[Website and app data records]
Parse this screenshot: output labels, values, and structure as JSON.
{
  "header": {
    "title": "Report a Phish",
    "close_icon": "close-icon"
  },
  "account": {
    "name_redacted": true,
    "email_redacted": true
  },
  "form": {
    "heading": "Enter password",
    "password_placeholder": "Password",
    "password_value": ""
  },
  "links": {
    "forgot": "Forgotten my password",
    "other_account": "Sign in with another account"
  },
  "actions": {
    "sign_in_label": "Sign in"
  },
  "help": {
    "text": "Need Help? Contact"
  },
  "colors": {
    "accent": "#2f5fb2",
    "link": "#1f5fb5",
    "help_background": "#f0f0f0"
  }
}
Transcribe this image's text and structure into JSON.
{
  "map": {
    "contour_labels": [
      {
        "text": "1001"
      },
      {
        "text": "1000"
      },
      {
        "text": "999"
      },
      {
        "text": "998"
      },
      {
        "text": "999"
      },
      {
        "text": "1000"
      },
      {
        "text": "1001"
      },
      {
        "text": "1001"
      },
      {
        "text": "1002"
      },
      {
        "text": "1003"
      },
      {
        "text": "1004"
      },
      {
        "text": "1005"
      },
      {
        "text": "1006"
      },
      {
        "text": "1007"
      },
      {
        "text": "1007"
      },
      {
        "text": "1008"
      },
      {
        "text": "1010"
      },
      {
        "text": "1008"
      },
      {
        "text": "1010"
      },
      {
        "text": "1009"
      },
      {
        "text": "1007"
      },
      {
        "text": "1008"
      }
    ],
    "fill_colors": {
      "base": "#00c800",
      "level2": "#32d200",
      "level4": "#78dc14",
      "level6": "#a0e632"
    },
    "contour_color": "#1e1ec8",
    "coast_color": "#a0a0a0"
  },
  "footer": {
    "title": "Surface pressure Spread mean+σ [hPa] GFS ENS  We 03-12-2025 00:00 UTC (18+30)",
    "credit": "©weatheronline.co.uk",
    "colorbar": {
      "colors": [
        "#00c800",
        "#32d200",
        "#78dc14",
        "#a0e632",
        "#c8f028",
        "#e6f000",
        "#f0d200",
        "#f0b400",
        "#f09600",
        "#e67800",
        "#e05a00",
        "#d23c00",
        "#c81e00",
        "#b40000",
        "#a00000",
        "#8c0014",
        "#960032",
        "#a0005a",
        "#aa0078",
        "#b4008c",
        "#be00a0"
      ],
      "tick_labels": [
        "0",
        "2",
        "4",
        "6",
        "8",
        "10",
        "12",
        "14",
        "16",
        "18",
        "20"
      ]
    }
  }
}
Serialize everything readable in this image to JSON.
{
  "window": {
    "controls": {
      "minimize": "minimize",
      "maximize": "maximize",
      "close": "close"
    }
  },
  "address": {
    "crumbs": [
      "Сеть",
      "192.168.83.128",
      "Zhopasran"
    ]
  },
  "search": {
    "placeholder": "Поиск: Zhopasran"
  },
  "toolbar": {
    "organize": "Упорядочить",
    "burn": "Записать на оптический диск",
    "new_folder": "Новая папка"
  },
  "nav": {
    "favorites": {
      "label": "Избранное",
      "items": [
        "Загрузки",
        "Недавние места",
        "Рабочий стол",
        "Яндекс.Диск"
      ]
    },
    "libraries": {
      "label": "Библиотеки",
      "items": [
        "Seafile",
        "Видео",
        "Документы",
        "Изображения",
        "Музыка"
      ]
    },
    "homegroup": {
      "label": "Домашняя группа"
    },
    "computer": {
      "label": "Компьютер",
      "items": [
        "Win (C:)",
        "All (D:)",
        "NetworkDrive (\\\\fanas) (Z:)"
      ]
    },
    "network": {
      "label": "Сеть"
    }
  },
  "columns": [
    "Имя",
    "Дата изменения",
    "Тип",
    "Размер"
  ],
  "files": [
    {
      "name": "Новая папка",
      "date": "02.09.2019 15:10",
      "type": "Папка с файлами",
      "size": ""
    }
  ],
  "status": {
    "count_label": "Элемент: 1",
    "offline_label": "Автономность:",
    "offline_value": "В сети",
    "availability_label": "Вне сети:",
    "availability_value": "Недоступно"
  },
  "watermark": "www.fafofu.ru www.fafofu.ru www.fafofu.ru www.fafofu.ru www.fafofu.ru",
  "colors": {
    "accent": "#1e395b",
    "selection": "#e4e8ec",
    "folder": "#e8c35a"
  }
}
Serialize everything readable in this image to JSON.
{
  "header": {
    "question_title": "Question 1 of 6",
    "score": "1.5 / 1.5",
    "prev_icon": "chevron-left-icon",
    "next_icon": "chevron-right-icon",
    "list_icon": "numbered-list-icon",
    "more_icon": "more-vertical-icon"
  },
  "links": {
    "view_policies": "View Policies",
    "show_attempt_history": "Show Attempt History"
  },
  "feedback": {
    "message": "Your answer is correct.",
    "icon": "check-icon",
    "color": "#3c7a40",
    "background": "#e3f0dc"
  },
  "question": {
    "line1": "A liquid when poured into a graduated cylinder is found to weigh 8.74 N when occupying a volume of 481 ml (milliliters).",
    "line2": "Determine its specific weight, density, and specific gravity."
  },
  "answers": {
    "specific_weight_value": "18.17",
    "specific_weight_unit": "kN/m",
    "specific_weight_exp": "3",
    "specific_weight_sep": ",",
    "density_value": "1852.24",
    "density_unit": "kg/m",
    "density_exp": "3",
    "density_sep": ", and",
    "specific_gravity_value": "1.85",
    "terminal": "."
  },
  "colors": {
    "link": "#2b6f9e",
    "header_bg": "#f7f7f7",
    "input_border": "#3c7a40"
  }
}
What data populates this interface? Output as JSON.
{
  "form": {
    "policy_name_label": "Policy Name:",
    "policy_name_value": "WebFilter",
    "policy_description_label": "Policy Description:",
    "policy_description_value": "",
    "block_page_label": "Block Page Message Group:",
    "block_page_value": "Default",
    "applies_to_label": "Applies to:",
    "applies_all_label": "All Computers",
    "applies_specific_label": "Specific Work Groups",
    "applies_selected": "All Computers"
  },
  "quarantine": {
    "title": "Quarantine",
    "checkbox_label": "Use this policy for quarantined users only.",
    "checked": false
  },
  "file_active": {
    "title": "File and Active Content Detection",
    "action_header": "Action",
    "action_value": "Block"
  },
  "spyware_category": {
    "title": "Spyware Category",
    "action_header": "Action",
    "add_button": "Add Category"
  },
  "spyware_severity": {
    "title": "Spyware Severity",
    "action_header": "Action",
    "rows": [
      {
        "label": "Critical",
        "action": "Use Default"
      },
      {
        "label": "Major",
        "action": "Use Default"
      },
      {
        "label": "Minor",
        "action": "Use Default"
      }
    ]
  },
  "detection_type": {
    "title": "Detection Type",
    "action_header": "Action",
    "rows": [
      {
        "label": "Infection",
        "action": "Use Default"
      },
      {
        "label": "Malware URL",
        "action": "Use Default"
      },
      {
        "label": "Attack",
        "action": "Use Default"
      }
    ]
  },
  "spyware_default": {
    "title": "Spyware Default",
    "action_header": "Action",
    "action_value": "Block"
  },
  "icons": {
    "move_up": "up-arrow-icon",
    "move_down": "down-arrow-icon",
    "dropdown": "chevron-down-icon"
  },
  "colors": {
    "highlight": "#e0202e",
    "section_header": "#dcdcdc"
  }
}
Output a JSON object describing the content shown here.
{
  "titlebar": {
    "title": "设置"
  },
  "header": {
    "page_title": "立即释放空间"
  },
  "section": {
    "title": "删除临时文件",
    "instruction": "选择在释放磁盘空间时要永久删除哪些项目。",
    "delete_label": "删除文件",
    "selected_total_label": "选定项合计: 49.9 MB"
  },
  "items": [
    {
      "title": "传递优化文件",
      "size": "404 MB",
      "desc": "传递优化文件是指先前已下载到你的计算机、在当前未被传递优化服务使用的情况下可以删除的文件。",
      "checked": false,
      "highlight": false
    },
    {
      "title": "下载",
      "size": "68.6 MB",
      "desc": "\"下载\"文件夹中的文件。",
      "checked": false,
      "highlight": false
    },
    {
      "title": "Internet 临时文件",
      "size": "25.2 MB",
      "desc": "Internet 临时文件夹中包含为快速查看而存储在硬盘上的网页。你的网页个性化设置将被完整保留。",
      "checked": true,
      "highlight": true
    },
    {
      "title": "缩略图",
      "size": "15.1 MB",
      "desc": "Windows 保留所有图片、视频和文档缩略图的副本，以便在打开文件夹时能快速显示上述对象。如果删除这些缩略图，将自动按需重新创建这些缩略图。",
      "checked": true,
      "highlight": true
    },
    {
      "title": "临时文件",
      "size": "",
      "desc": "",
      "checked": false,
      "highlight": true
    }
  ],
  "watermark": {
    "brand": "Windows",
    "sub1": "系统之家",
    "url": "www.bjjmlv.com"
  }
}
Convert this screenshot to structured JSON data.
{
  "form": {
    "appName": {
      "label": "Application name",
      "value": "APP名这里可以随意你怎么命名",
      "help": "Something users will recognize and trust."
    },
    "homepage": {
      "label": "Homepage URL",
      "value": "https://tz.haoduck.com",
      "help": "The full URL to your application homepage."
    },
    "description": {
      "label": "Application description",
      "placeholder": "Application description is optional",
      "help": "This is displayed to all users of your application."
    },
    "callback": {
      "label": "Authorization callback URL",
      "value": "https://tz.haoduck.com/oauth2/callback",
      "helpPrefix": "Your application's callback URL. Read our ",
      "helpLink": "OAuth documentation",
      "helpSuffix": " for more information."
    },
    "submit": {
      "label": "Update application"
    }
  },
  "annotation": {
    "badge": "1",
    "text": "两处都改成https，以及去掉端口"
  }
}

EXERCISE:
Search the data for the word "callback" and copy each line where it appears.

COMPLETED TASK:
    "callback": {
      "label": "Authorization callback URL",
      "value": "https://tz.haoduck.com/oauth2/callback",
      "helpPrefix": "Your application's callback URL. Read our ",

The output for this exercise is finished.